What you need to do: Output the entire listing without altering anything.
#####
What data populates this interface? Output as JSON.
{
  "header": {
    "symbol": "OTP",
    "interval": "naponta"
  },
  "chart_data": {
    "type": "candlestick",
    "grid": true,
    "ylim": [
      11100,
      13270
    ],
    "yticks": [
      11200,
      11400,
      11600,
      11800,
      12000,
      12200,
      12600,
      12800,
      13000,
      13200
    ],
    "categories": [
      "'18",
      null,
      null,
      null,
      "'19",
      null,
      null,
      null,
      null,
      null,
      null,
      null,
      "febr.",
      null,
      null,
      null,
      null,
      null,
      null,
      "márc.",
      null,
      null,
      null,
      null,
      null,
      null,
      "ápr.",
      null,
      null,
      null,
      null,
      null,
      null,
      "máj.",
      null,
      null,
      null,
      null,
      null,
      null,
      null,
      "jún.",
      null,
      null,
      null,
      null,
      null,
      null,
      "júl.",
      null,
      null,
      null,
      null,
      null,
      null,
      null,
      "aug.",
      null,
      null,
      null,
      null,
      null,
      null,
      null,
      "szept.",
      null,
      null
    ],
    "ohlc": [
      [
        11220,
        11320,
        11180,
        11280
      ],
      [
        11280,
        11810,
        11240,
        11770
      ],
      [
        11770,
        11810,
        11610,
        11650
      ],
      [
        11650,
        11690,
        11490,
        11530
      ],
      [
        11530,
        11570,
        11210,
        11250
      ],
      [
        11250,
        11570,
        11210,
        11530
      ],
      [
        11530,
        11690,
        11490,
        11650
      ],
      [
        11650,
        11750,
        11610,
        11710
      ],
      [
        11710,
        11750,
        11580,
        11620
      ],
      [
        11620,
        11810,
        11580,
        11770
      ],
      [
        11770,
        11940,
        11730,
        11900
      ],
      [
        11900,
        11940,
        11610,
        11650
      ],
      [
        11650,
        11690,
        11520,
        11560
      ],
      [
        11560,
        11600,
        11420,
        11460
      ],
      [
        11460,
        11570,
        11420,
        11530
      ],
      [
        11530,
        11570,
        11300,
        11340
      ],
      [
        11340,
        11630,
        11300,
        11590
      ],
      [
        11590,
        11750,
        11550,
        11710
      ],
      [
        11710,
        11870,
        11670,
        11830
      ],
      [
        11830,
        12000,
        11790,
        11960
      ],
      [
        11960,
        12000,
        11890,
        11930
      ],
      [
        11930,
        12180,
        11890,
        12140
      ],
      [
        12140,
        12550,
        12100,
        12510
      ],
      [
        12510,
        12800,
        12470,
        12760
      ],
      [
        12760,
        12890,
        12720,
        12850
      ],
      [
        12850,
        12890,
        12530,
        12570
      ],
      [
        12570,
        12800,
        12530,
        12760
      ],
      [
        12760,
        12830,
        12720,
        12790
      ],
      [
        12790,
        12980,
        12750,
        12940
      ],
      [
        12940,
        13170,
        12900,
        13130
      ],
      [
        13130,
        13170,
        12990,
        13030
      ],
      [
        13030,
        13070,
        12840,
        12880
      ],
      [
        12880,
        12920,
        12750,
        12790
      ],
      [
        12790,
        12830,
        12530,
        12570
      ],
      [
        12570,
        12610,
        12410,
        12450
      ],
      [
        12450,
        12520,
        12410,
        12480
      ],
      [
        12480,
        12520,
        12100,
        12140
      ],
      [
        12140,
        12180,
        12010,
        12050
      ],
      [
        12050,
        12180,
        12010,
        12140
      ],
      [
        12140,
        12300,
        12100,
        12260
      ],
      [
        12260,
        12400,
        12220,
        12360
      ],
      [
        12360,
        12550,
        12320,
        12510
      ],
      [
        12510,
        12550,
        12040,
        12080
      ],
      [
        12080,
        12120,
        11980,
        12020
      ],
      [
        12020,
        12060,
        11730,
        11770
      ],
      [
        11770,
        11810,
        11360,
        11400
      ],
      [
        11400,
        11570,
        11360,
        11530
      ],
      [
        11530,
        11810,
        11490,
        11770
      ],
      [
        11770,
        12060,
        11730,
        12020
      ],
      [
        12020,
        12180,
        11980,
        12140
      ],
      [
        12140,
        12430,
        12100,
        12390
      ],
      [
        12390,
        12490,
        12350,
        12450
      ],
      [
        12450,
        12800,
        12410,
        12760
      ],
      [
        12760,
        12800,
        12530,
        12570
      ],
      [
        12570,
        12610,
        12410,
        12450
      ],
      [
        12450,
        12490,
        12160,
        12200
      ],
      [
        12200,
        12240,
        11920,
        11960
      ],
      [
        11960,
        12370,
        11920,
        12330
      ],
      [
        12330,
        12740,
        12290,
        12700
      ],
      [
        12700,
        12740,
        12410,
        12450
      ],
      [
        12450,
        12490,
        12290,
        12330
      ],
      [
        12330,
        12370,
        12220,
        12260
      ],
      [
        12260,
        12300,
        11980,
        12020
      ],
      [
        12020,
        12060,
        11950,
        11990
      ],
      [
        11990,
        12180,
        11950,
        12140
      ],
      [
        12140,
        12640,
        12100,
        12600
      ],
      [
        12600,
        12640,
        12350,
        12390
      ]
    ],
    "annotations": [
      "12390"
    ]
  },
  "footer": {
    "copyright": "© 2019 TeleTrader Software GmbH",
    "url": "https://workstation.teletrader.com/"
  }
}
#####
Task answer:
What data populates this interface? Output as JSON.
{
  "header": {
    "symbol": "OTP",
    "interval": "naponta"
  },
  "chart_data": {
    "type": "candlestick",
    "grid": true,
    "ylim": [
      11100,
      13270
    ],
    "yticks": [
      11200,
      11400,
      11600,
      11800,
      12000,
      12200,
      12600,
      12800,
      13000,
      13200
    ],
    "categories": [
      "'18",
      null,
      null,
      null,
      "'19",
      null,
      null,
      null,
      null,
      null,
      null,
      null,
      "febr.",
      null,
      null,
      null,
      null,
      null,
      null,
      "márc.",
      null,
      null,
      null,
      null,
      null,
      null,
      "ápr.",
      null,
      null,
      null,
      null,
      null,
      null,
      "máj.",
      null,
      null,
      null,
      null,
      null,
      null,
      null,
      "jún.",
      null,
      null,
      null,
      null,
      null,
      null,
      "júl.",
      null,
      null,
      null,
      null,
      null,
      null,
      null,
      "aug.",
      null,
      null,
      null,
      null,
      null,
      null,
      null,
      "szept.",
      null,
      null
    ],
    "ohlc": [
      [
        11220,
        11320,
        11180,
        11280
      ],
      [
        11280,
        11810,
        11240,
        11770
      ],
      [
        11770,
        11810,
        11610,
        11650
      ],
      [
        11650,
        11690,
        11490,
        11530
      ],
      [
        11530,
        11570,
        11210,
        11250
      ],
      [
        11250,
        11570,
        11210,
        11530
      ],
      [
        11530,
        11690,
        11490,
        11650
      ],
      [
        11650,
        11750,
        11610,
        11710
      ],
      [
        11710,
        11750,
        11580,
        11620
      ],
      [
        11620,
        11810,
        11580,
        11770
      ],
      [
        11770,
        11940,
        11730,
        11900
      ],
      [
        11900,
        11940,
        11610,
        11650
      ],
      [
        11650,
        11690,
        11520,
        11560
      ],
      [
        11560,
        11600,
        11420,
        11460
      ],
      [
        11460,
        11570,
        11420,
        11530
      ],
      [
        11530,
        11570,
        11300,
        11340
      ],
      [
        11340,
        11630,
        11300,
        11590
      ],
      [
        11590,
        11750,
        11550,
        11710
      ],
      [
        11710,
        11870,
        11670,
        11830
      ],
      [
        11830,
        12000,
        11790,
        11960
      ],
      [
        11960,
        12000,
        11890,
        11930
      ],
      [
        11930,
        12180,
        11890,
        12140
      ],
      [
        12140,
        12550,
        12100,
        12510
      ],
      [
        12510,
        12800,
        12470,
        12760
      ],
      [
        12760,
        12890,
        12720,
        12850
      ],
      [
        12850,
        12890,
        12530,
        12570
      ],
      [
        12570,
        12800,
        12530,
        12760
      ],
      [
        12760,
        12830,
        12720,
        12790
      ],
      [
        12790,
        12980,
        12750,
        12940
      ],
      [
        12940,
        13170,
        12900,
        13130
      ],
      [
        13130,
        13170,
        12990,
        13030
      ],
      [
        13030,
        13070,
        12840,
        12880
      ],
      [
        12880,
        12920,
        12750,
        12790
      ],
      [
        12790,
        12830,
        12530,
        12570
      ],
      [
        12570,
        12610,
        12410,
        12450
      ],
      [
        12450,
        12520,
        12410,
        12480
      ],
      [
        12480,
        12520,
        12100,
        12140
      ],
      [
        12140,
        12180,
        12010,
        12050
      ],
      [
        12050,
        12180,
        12010,
        12140
      ],
      [
        12140,
        12300,
        12100,
        12260
      ],
      [
        12260,
        12400,
        12220,
        12360
      ],
      [
        12360,
        12550,
        12320,
        12510
      ],
      [
        12510,
        12550,
        12040,
        12080
      ],
      [
        12080,
        12120,
        11980,
        12020
      ],
      [
        12020,
        12060,
        11730,
        11770
      ],
      [
        11770,
        11810,
        11360,
        11400
      ],
      [
        11400,
        11570,
        11360,
        11530
      ],
      [
        11530,
        11810,
        11490,
        11770
      ],
      [
        11770,
        12060,
        11730,
        12020
      ],
      [
        12020,
        12180,
        11980,
        12140
      ],
      [
        12140,
        12430,
        12100,
        12390
      ],
      [
        12390,
        12490,
        12350,
        12450
      ],
      [
        12450,
        12800,
        12410,
        12760
      ],
      [
        12760,
        12800,
        12530,
        12570
      ],
      [
        12570,
        12610,
        12410,
        12450
      ],
      [
        12450,
        12490,
        12160,
        12200
      ],
      [
        12200,
        12240,
        11920,
        11960
      ],
      [
        11960,
        12370,
        11920,
        12330
      ],
      [
        12330,
        12740,
        12290,
        12700
      ],
      [
        12700,
        12740,
        12410,
        12450
      ],
      [
        12450,
        12490,
        12290,
        12330
      ],
      [
        12330,
        12370,
        12220,
        12260
      ],
      [
        12260,
        12300,
        11980,
        12020
      ],
      [
        12020,
        12060,
        11950,
        11990
      ],
      [
        11990,
        12180,
        11950,
        12140
      ],
      [
        12140,
        12640,
        12100,
        12600
      ],
      [
        12600,
        12640,
        12350,
        12390
      ]
    ],
    "annotations": [
      "12390"
    ]
  },
  "footer": {
    "copyright": "© 2019 TeleTrader Software GmbH",
    "url": "https://workstation.teletrader.com/"
  }
}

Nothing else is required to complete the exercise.